■ Information provided:
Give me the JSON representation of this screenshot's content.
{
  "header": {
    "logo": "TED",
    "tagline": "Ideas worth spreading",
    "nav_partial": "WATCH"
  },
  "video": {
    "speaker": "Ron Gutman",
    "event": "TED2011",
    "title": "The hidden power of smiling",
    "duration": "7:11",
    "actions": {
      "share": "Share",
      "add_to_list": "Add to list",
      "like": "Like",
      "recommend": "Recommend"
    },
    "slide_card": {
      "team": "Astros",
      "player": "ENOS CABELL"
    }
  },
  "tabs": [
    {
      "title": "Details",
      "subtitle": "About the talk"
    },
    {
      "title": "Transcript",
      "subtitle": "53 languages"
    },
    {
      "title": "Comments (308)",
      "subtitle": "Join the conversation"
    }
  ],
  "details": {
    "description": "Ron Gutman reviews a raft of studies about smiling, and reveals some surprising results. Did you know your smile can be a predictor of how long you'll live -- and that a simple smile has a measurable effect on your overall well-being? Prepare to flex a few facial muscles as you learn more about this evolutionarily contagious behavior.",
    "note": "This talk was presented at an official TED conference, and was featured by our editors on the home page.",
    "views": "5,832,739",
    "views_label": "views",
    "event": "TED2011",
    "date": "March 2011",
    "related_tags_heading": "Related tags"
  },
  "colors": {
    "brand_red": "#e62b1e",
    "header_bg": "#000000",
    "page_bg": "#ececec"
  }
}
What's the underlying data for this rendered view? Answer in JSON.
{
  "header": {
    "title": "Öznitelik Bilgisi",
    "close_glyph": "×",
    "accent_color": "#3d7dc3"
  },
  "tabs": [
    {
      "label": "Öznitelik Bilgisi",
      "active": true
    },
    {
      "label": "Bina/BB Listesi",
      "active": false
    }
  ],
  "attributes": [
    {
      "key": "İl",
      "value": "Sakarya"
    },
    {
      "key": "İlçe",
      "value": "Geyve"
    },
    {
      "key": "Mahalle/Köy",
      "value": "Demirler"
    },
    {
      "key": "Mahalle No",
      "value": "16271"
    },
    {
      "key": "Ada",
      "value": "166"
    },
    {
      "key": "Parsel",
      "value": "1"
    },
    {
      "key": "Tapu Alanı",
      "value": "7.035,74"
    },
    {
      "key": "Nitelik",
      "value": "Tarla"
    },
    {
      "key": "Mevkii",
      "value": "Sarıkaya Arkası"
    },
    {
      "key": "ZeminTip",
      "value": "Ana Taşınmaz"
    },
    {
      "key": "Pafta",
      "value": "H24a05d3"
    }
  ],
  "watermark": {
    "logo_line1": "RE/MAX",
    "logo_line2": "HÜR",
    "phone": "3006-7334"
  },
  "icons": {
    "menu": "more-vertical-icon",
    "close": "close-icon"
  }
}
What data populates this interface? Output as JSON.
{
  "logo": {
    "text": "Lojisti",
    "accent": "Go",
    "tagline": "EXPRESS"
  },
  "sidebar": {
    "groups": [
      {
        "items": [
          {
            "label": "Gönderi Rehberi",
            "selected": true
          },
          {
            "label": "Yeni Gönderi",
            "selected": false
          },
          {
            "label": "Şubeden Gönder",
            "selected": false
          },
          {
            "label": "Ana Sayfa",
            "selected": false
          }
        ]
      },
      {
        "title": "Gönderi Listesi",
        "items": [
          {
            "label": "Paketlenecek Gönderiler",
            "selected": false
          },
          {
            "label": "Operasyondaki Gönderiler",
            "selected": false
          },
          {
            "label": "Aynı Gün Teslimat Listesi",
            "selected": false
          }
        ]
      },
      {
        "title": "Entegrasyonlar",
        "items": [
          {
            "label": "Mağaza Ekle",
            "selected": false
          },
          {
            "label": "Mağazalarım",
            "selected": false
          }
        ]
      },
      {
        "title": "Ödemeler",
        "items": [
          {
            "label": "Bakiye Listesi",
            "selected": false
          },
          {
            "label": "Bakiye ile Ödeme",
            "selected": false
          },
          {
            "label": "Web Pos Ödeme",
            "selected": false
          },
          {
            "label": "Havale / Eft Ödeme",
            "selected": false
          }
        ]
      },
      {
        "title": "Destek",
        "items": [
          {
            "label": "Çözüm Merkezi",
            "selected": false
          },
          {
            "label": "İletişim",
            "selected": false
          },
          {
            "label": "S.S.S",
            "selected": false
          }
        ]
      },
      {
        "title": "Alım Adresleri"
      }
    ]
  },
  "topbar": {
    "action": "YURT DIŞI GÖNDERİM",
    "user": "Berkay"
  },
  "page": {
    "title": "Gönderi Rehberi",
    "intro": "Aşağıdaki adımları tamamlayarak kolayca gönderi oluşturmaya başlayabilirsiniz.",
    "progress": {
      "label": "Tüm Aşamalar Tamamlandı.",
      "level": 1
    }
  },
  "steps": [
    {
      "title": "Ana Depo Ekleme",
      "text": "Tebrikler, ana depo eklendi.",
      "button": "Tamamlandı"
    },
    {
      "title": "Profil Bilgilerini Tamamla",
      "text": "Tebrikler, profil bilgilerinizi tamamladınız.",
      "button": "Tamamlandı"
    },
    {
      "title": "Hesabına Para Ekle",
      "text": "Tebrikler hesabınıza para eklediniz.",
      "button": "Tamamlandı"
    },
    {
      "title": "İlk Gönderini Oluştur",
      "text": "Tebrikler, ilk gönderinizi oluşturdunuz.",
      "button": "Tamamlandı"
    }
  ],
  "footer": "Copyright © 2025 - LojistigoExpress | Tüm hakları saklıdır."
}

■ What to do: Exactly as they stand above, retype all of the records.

■ Task response:
Give me the JSON representation of this screenshot's content.
{
  "header": {
    "logo": "TED",
    "tagline": "Ideas worth spreading",
    "nav_partial": "WATCH"
  },
  "video": {
    "speaker": "Ron Gutman",
    "event": "TED2011",
    "title": "The hidden power of smiling",
    "duration": "7:11",
    "actions": {
      "share": "Share",
      "add_to_list": "Add to list",
      "like": "Like",
      "recommend": "Recommend"
    },
    "slide_card": {
      "team": "Astros",
      "player": "ENOS CABELL"
    }
  },
  "tabs": [
    {
      "title": "Details",
      "subtitle": "About the talk"
    },
    {
      "title": "Transcript",
      "subtitle": "53 languages"
    },
    {
      "title": "Comments (308)",
      "subtitle": "Join the conversation"
    }
  ],
  "details": {
    "description": "Ron Gutman reviews a raft of studies about smiling, and reveals some surprising results. Did you know your smile can be a predictor of how long you'll live -- and that a simple smile has a measurable effect on your overall well-being? Prepare to flex a few facial muscles as you learn more about this evolutionarily contagious behavior.",
    "note": "This talk was presented at an official TED conference, and was featured by our editors on the home page.",
    "views": "5,832,739",
    "views_label": "views",
    "event": "TED2011",
    "date": "March 2011",
    "related_tags_heading": "Related tags"
  },
  "colors": {
    "brand_red": "#e62b1e",
    "header_bg": "#000000",
    "page_bg": "#ececec"
  }
}
What's the underlying data for this rendered view? Answer in JSON.
{
  "header": {
    "title": "Öznitelik Bilgisi",
    "close_glyph": "×",
    "accent_color": "#3d7dc3"
  },
  "tabs": [
    {
      "label": "Öznitelik Bilgisi",
      "active": true
    },
    {
      "label": "Bina/BB Listesi",
      "active": false
    }
  ],
  "attributes": [
    {
      "key": "İl",
      "value": "Sakarya"
    },
    {
      "key": "İlçe",
      "value": "Geyve"
    },
    {
      "key": "Mahalle/Köy",
      "value": "Demirler"
    },
    {
      "key": "Mahalle No",
      "value": "16271"
    },
    {
      "key": "Ada",
      "value": "166"
    },
    {
      "key": "Parsel",
      "value": "1"
    },
    {
      "key": "Tapu Alanı",
      "value": "7.035,74"
    },
    {
      "key": "Nitelik",
      "value": "Tarla"
    },
    {
      "key": "Mevkii",
      "value": "Sarıkaya Arkası"
    },
    {
      "key": "ZeminTip",
      "value": "Ana Taşınmaz"
    },
    {
      "key": "Pafta",
      "value": "H24a05d3"
    }
  ],
  "watermark": {
    "logo_line1": "RE/MAX",
    "logo_line2": "HÜR",
    "phone": "3006-7334"
  },
  "icons": {
    "menu": "more-vertical-icon",
    "close": "close-icon"
  }
}
What data populates this interface? Output as JSON.
{
  "logo": {
    "text": "Lojisti",
    "accent": "Go",
    "tagline": "EXPRESS"
  },
  "sidebar": {
    "groups": [
      {
        "items": [
          {
            "label": "Gönderi Rehberi",
            "selected": true
          },
          {
            "label": "Yeni Gönderi",
            "selected": false
          },
          {
            "label": "Şubeden Gönder",
            "selected": false
          },
          {
            "label": "Ana Sayfa",
            "selected": false
          }
        ]
      },
      {
        "title": "Gönderi Listesi",
        "items": [
          {
            "label": "Paketlenecek Gönderiler",
            "selected": false
          },
          {
            "label": "Operasyondaki Gönderiler",
            "selected": false
          },
          {
            "label": "Aynı Gün Teslimat Listesi",
            "selected": false
          }
        ]
      },
      {
        "title": "Entegrasyonlar",
        "items": [
          {
            "label": "Mağaza Ekle",
            "selected": false
          },
          {
            "label": "Mağazalarım",
            "selected": false
          }
        ]
      },
      {
        "title": "Ödemeler",
        "items": [
          {
            "label": "Bakiye Listesi",
            "selected": false
          },
          {
            "label": "Bakiye ile Ödeme",
            "selected": false
          },
          {
            "label": "Web Pos Ödeme",
            "selected": false
          },
          {
            "label": "Havale / Eft Ödeme",
            "selected": false
          }
        ]
      },
      {
        "title": "Destek",
        "items": [
          {
            "label": "Çözüm Merkezi",
            "selected": false
          },
          {
            "label": "İletişim",
            "selected": false
          },
          {
            "label": "S.S.S",
            "selected": false
          }
        ]
      },
      {
        "title": "Alım Adresleri"
      }
    ]
  },
  "topbar": {
    "action": "YURT DIŞI GÖNDERİM",
    "user": "Berkay"
  },
  "page": {
    "title": "Gönderi Rehberi",
    "intro": "Aşağıdaki adımları tamamlayarak kolayca gönderi oluşturmaya başlayabilirsiniz.",
    "progress": {
      "label": "Tüm Aşamalar Tamamlandı.",
      "level": 1
    }
  },
  "steps": [
    {
      "title": "Ana Depo Ekleme",
      "text": "Tebrikler, ana depo eklendi.",
      "button": "Tamamlandı"
    },
    {
      "title": "Profil Bilgilerini Tamamla",
      "text": "Tebrikler, profil bilgilerinizi tamamladınız.",
      "button": "Tamamlandı"
    },
    {
      "title": "Hesabına Para Ekle",
      "text": "Tebrikler hesabınıza para eklediniz.",
      "button": "Tamamlandı"
    },
    {
      "title": "İlk Gönderini Oluştur",
      "text": "Tebrikler, ilk gönderinizi oluşturdunuz.",
      "button": "Tamamlandı"
    }
  ],
  "footer": "Copyright © 2025 - LojistigoExpress | Tüm hakları saklıdır."
}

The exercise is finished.